§ **Task details**:
Look through the data below. Pick out the lines holding the string "پریا".

§ **Extracted material**:
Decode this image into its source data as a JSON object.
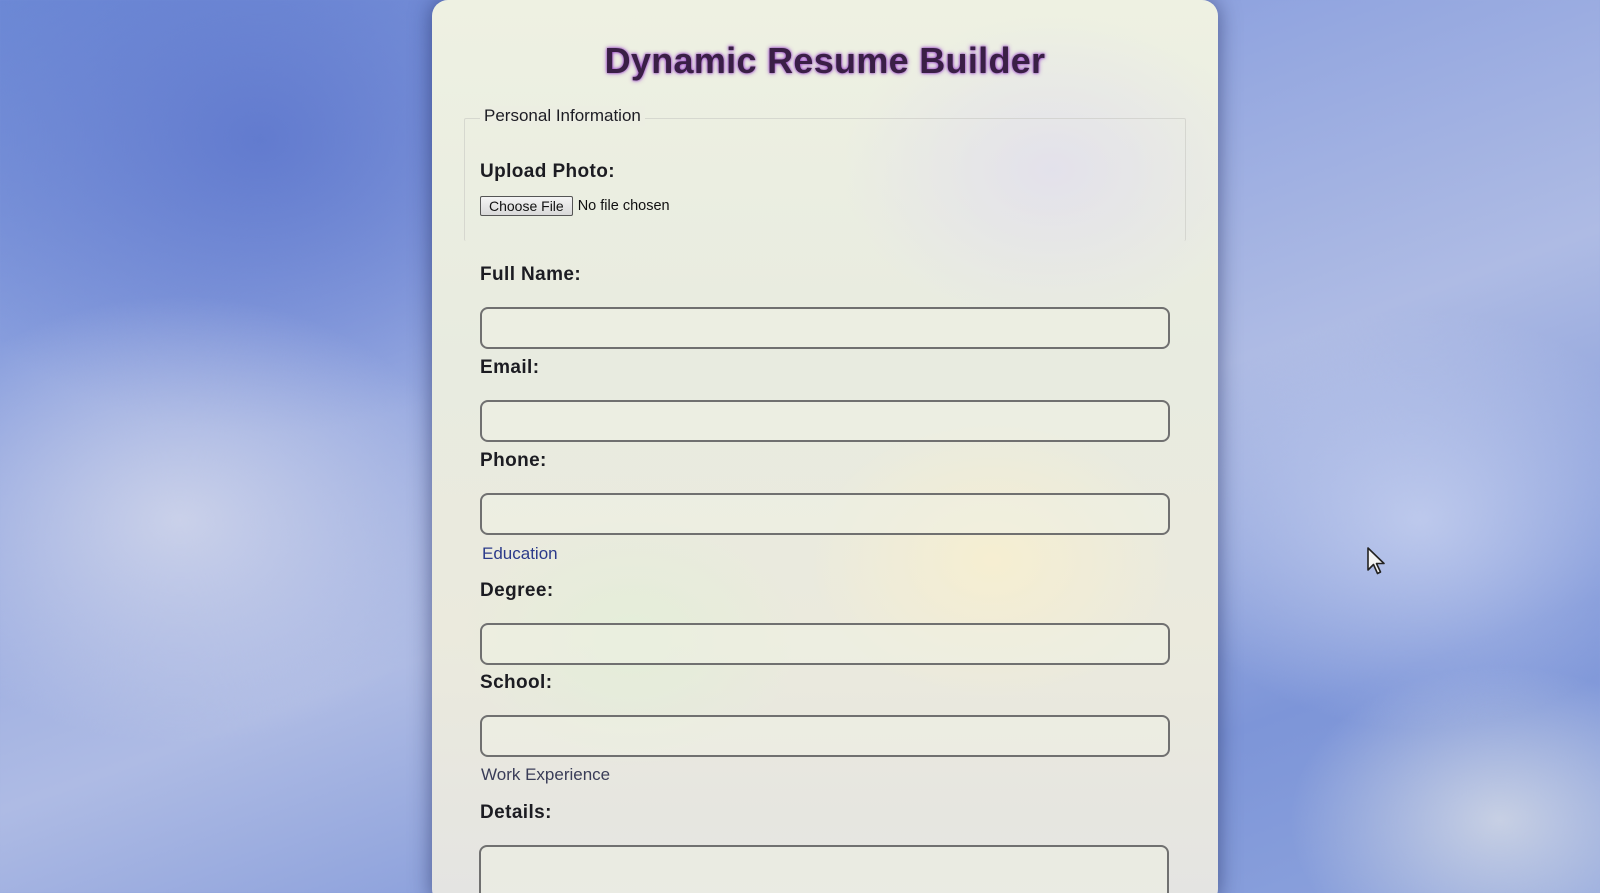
{
  "title": "Dynamic Resume Builder",
  "personal": {
    "legend": "Personal Information",
    "photo_label": "Upload Photo:",
    "choose_file_label": "Choose File",
    "file_status": "No file chosen",
    "full_name_label": "Full Name:",
    "full_name_value": "",
    "email_label": "Email:",
    "email_value": "",
    "phone_label": "Phone:",
    "phone_value": ""
  },
  "education": {
    "legend": "Education",
    "degree_label": "Degree:",
    "degree_value": "",
    "school_label": "School:",
    "school_value": ""
  },
  "work": {
    "legend": "Work Experience",
    "details_label": "Details:",
    "details_value": ""
  },
  "icons": {
    "cursor": "mouse-pointer-icon"
  },
  "colors": {
    "title_text": "#3a1f46",
    "title_glow": "#a046d2",
    "education_legend": "#2b3a8a"
  }
}
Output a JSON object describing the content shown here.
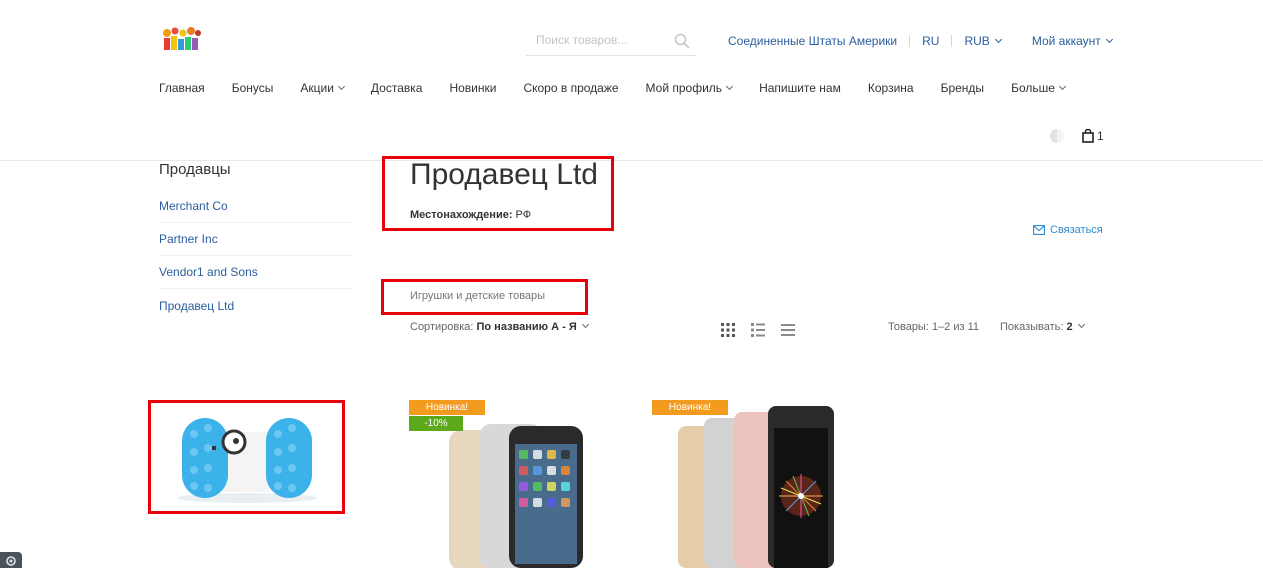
{
  "header": {
    "search_placeholder": "Поиск товаров...",
    "country": "Соединенные Штаты Америки",
    "language": "RU",
    "currency": "RUB",
    "account": "Мой аккаунт",
    "cart_count": "1"
  },
  "nav": {
    "items": [
      {
        "label": "Главная"
      },
      {
        "label": "Бонусы"
      },
      {
        "label": "Акции"
      },
      {
        "label": "Доставка"
      },
      {
        "label": "Новинки"
      },
      {
        "label": "Скоро в продаже"
      },
      {
        "label": "Мой профиль"
      },
      {
        "label": "Напишите нам"
      },
      {
        "label": "Корзина"
      },
      {
        "label": "Бренды"
      },
      {
        "label": "Больше"
      }
    ]
  },
  "sidebar": {
    "title": "Продавцы",
    "items": [
      {
        "label": "Merchant Co"
      },
      {
        "label": "Partner Inc"
      },
      {
        "label": "Vendor1 and Sons"
      },
      {
        "label": "Продавец Ltd"
      }
    ]
  },
  "vendor": {
    "name": "Продавец Ltd",
    "location_label": "Местонахождение:",
    "location_value": "РФ",
    "contact": "Связаться",
    "category": "Игрушки и детские товары"
  },
  "toolbar": {
    "sort_label": "Сортировка:",
    "sort_value": "По названию А - Я",
    "count": "Товары: 1–2 из 11",
    "perpage_label": "Показывать:",
    "perpage_value": "2"
  },
  "products": [
    {
      "badges": []
    },
    {
      "badges": [
        "Новинка!",
        "-10%"
      ]
    },
    {
      "badges": [
        "Новинка!"
      ]
    }
  ],
  "colors": {
    "link": "#2c5d9e",
    "contact": "#2c8bd1",
    "badge_new": "#f29b1f",
    "badge_sale": "#5da91c",
    "highlight": "#e8000b"
  }
}
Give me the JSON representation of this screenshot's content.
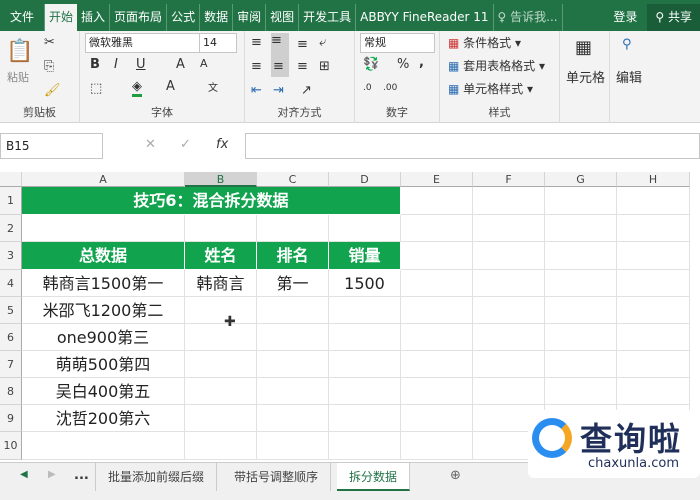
{
  "title_tabs": [
    "文件",
    "开始",
    "插入",
    "页面布局",
    "公式",
    "数据",
    "审阅",
    "视图",
    "开发工具",
    "ABBYY FineReader 11"
  ],
  "tell_me": "告诉我...",
  "login": "登录",
  "share": "共享",
  "ribbon": {
    "clipboard": {
      "label": "剪贴板",
      "paste": "粘贴"
    },
    "font": {
      "label": "字体",
      "font_name": "微软雅黑",
      "font_size": "14",
      "bold": "B",
      "italic": "I",
      "underline": "U"
    },
    "alignment": {
      "label": "对齐方式"
    },
    "number": {
      "label": "数字",
      "format": "常规",
      "percent": "%",
      "comma": ","
    },
    "styles": {
      "label": "样式",
      "conditional": "条件格式",
      "table": "套用表格格式",
      "cell_styles": "单元格样式"
    },
    "cells": {
      "label": "单元格"
    },
    "editing": {
      "label": "编辑"
    }
  },
  "name_box": "B15",
  "fx": "fx",
  "columns": [
    "A",
    "B",
    "C",
    "D",
    "E",
    "F",
    "G",
    "H"
  ],
  "rows": [
    "1",
    "2",
    "3",
    "4",
    "5",
    "6",
    "7",
    "8",
    "9",
    "10"
  ],
  "cells": {
    "title": "技巧6：混合拆分数据",
    "headers": [
      "总数据",
      "姓名",
      "排名",
      "销量"
    ],
    "row4": [
      "韩商言1500第一",
      "韩商言",
      "第一",
      "1500"
    ],
    "col_a": [
      "米邵飞1200第二",
      "one900第三",
      "萌萌500第四",
      "吴白400第五",
      "沈哲200第六"
    ]
  },
  "sheets": [
    "批量添加前缀后缀",
    "带括号调整顺序",
    "拆分数据"
  ],
  "sheet_more": "...",
  "watermark": {
    "text": "查询啦",
    "url": "chaxunla.com"
  },
  "colors": {
    "accent": "#217346",
    "header_fill": "#12a34f"
  }
}
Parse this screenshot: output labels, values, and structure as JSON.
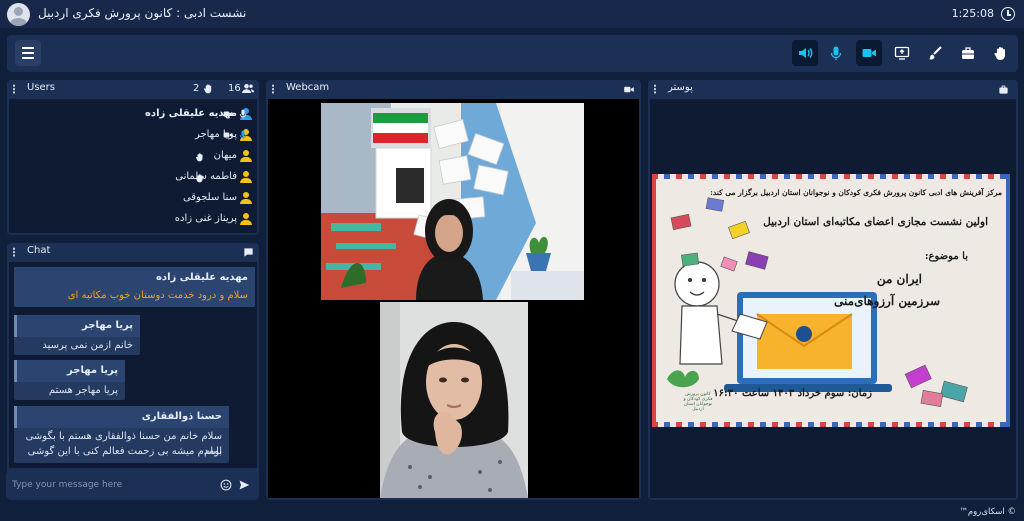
{
  "header": {
    "room_title": "نشست ادبی : کانون پرورش فکری اردبیل",
    "timer": "1:25:08"
  },
  "toolbar": {
    "menu_icon": "hamburger-icon",
    "tools": [
      {
        "icon": "speaker-icon",
        "active": true
      },
      {
        "icon": "microphone-icon",
        "active": false
      },
      {
        "icon": "camera-icon",
        "active": true
      },
      {
        "icon": "screen-share-icon",
        "active": false
      },
      {
        "icon": "brush-icon",
        "active": false
      },
      {
        "icon": "briefcase-icon",
        "active": false
      },
      {
        "icon": "raise-hand-icon",
        "active": false
      }
    ],
    "accent_color": "#19c2ef"
  },
  "users_panel": {
    "title": "Users",
    "hands_count": "2",
    "users_count": "16",
    "users": [
      {
        "name": "مهدیه علیقلی زاده",
        "bold": true,
        "role_color": "#2f9cf0",
        "camera": true,
        "mic": "white",
        "hand": false
      },
      {
        "name": "پریا مهاجر",
        "bold": false,
        "role_color": "#f2c21a",
        "camera": true,
        "mic": "blue",
        "hand": false
      },
      {
        "name": "میهان",
        "bold": false,
        "role_color": "#f2c21a",
        "camera": false,
        "mic": "none",
        "hand": true
      },
      {
        "name": "فاطمه سلمانی",
        "bold": false,
        "role_color": "#f2c21a",
        "camera": false,
        "mic": "none",
        "hand": true
      },
      {
        "name": "سنا سلجوقی",
        "bold": false,
        "role_color": "#f2c21a",
        "camera": false,
        "mic": "none",
        "hand": false
      },
      {
        "name": "پریناز غنی زاده",
        "bold": false,
        "role_color": "#f2c21a",
        "camera": false,
        "mic": "none",
        "hand": false
      }
    ]
  },
  "chat_panel": {
    "title": "Chat",
    "messages": [
      {
        "sender": "مهدیه علیقلی زاده",
        "lines": [
          "سلام و درود خدمت دوستان خوب مکاتبه ای"
        ],
        "highlight": true
      },
      {
        "sender": "پریا مهاجر",
        "lines": [
          "خانم ازمن نمی پرسید"
        ],
        "highlight": false
      },
      {
        "sender": "پریا مهاجر",
        "lines": [
          "پریا مهاجر   هستم"
        ],
        "highlight": false
      },
      {
        "sender": "حسنا ذوالفقاری",
        "lines": [
          "سلام خانم من حسنا ذوالفقاری هستم با بگوشی بابام",
          "اومدم میشه بی زحمت فعالم کنی با این گوشی"
        ],
        "highlight": false
      }
    ],
    "input_placeholder": "Type your message here",
    "emoji_icon": "emoji-icon",
    "send_icon": "send-icon"
  },
  "webcam_panel": {
    "title": "Webcam"
  },
  "poster_panel": {
    "title": "پوستر",
    "poster": {
      "line1": "مرکز آفرینش های ادبی کانون پرورش فکری کودکان و نوجوانان استان اردبیل برگزار می کند:",
      "line2": "اولین نشست مجازی اعضای مکاتبه‌ای استان اردبیل",
      "line3": "با موضوع:",
      "line4": "ایران من",
      "line5": "سرزمین آرزوهای‌منی",
      "line6": "زمان: سوم خرداد ۱۴۰۳    ساعت ۱۶:۳۰",
      "logo_caption": "کانون پرورش فکری کودکان و نوجوانان استان اردبیل",
      "classroom_sign": "سرزمین آرزوهای منی"
    }
  },
  "footer": {
    "brand": "© اسکای‌روم™"
  }
}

§ **Answer box**:
        "name": "پریا مهاجر",
        "sender": "پریا مهاجر",
        "sender": "پریا مهاجر",
          "پریا مهاجر   هستم"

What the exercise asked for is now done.